Avalanches, extreme ridgelines, and oppressive cultural norms couldn’t stop this Japanese-born woman from reaching the top of the world. Standing at just 4’9”, she was a giant in the world of mountaineering, and in 1975 Junko Tabei became the first woman to summit Mount Everest. She left her 3 year old son at home with her husband to lead the first all-women expedition up the mountain.
She’d first begun organizing women’s mountaineering trips in college, where she was treated unfairly by men in the sport. The “Ladies Climbing Club” was born, with the slogan “Let’s go on an overseas expedition by ourselves.”
Photo By Jaan Künnap - Jaan Künnap, CC BY-SA 4.0
Throughout her life, Junko continued to set records. At the age of 53, she became the first woman to complete the Seven Summits, reaching the highest point on all seven continents. And she was an advocate for preserving Mount Everest and other peaks. She saw how tourism and overuse could degrade the mountain environment and even threaten the water supply of villages in the foothills, whose residents depend on annual snow runoff for their water supply. Junko became the director of the Himalayan Adventure Trust of Japan and participated in “clean-up climbs” around the world.
Junko passed away from cancer in 2016 but continued mountaineering even while undergoing treatment. “Do not give up,” she told Outside Magazine. “Keep on your quest.”

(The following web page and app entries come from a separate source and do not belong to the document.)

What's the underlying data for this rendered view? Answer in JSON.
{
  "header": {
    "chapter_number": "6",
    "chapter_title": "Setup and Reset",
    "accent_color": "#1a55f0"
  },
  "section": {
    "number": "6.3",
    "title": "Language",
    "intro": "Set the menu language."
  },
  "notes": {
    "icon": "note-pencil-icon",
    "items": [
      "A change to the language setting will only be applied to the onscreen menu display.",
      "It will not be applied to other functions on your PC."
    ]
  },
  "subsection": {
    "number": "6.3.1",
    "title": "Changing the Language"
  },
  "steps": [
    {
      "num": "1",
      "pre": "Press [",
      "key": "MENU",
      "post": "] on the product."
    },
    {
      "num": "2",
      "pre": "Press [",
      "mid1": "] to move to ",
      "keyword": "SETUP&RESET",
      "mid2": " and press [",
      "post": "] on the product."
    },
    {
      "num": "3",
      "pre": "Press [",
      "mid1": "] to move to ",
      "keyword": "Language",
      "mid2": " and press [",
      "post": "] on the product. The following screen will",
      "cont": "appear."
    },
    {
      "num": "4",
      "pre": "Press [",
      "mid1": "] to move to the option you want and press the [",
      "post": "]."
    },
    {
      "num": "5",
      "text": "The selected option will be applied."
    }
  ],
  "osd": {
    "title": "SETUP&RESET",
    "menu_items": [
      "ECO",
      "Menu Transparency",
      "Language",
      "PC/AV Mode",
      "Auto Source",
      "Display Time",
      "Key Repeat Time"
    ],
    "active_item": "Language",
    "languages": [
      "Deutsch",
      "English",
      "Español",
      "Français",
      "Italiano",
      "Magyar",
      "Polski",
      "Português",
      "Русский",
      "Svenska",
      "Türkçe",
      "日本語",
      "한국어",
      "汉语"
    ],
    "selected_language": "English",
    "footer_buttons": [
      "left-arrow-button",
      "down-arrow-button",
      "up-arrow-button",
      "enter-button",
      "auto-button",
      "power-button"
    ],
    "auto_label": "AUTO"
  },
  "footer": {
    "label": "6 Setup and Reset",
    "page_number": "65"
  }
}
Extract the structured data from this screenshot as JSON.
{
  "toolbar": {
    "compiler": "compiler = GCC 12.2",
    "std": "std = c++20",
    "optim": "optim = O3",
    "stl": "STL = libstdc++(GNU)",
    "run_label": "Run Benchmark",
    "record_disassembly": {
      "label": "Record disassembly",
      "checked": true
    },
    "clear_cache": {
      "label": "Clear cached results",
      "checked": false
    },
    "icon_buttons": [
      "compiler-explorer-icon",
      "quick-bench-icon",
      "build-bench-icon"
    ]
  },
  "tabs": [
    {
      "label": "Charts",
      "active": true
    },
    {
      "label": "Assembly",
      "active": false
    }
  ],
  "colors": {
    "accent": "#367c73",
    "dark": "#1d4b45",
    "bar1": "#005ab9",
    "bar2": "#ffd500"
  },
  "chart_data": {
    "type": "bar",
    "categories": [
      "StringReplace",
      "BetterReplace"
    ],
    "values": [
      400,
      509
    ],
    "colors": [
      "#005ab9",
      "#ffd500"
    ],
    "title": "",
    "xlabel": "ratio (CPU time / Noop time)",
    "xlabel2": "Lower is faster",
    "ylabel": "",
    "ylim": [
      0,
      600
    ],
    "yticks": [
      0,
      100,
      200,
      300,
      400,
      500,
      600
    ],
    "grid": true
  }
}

They call her the “Queen of Pain,” and it’s easy to see why. Winner of some of the gnarliest mountain bike races out there (including the grueling Leadville Trail 100, which she has won not once but three times), she’s continually striving to up her game and take her adventures to the next level. Case in point: how many people do you know that have ridden a bike to the top of Mount Kilimanjaro?
She’s also sentimental. Rebecca’s latest expedition was a heartfelt journey to bring her closer to her father, who’s airplane crashed in a small village during the Vietnam War. Together with a local female cyclist, Rebecca followed the Ho Chi Minh trail by mountain bike. Watch a preview of the film about her journey:
Rebecca uses her achievements to bring awareness to charities and organizations that stand for what she believes: that pursuing experiences you love can make you a better person. She’s an activist for cycling, and her efforts focus on getting more people around the world on bikes.
Lynn is a force to be reckoned with. Known as one of the world’s great climbers (among men and women), her list of accomplishments is chock-full of first ascents on challenging routes around the world.
As a child she was a skilled gymnast. The ability to break down big moves into smaller, more manageable pieces translated well into her first experience climbing at the age of 14. Lynn continued developing her skills in Joshua Tree National Park, eventually spending her summers in Yosemite’s legendary Camp 4 eating tourist leftovers and paying for new gear by collecting cans for recycling. In her autobiography, Lynn remembers “these dirt-poor days… as among the best and the most carefree of my life.”
That was in the 1970’s, when women were seldom encouraged to participate in climbing. In the late 1970’s and 80’s, Lynn began to change that as she started setting records and shattering expectations. She became the first person to free climb the 5.12d-rated route Ophir Broke in Colorado, where she also happened to be the first woman to climb a route of that difficulty.
Photo By Heinz Zak
In 1993, Lynn once again shattered expectations by becoming the first person to free climb The Nose on El Capitan in Yosemite. And the following year, she did it again, this time by climbing the route in under 24 hours, setting a new speed record. Typically the route takes climbers four to six days.
These days Lynn continues climbing, running, and skiing in Colorado.